Your instructions> Across the data, every line with the word "classroom" counts once; state the total alone.

** Opening Source data block **

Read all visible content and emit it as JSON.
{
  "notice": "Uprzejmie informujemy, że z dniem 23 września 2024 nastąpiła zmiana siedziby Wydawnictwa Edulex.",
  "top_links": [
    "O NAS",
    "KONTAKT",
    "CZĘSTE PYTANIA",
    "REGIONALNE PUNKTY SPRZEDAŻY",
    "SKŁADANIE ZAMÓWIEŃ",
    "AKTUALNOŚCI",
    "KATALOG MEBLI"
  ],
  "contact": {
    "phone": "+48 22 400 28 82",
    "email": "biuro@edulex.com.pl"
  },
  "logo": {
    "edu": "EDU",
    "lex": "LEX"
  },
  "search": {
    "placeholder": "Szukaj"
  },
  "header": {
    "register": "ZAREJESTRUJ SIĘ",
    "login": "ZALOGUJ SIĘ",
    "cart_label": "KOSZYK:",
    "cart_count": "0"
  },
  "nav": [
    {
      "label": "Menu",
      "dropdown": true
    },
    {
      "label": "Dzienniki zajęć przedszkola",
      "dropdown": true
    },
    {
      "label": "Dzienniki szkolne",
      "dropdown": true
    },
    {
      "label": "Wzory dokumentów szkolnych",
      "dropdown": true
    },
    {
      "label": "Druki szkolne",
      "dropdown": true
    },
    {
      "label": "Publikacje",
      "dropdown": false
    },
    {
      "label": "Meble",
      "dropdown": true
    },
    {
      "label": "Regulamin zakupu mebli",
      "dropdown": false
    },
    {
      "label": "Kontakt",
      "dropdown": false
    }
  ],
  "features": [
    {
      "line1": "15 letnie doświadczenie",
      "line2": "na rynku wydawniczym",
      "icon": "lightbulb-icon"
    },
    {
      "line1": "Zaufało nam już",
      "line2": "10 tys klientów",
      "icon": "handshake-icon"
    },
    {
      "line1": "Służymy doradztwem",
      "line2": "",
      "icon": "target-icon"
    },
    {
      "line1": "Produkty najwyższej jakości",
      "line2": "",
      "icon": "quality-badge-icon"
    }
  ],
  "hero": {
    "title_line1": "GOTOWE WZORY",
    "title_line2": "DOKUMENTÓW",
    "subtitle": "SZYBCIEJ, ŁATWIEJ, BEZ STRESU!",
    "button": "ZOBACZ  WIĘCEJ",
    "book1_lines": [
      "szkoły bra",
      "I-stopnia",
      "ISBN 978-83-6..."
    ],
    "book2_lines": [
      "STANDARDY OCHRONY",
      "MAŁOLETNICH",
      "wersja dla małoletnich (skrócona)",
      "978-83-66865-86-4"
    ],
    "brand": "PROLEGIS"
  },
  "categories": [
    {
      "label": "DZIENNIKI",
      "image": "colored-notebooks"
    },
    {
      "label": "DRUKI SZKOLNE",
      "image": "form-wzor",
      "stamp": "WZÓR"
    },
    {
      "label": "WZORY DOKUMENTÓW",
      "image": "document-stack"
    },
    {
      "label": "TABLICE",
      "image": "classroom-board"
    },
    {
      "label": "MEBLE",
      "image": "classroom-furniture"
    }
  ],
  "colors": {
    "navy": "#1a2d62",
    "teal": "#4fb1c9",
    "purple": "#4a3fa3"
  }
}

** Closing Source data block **

Answer box> 2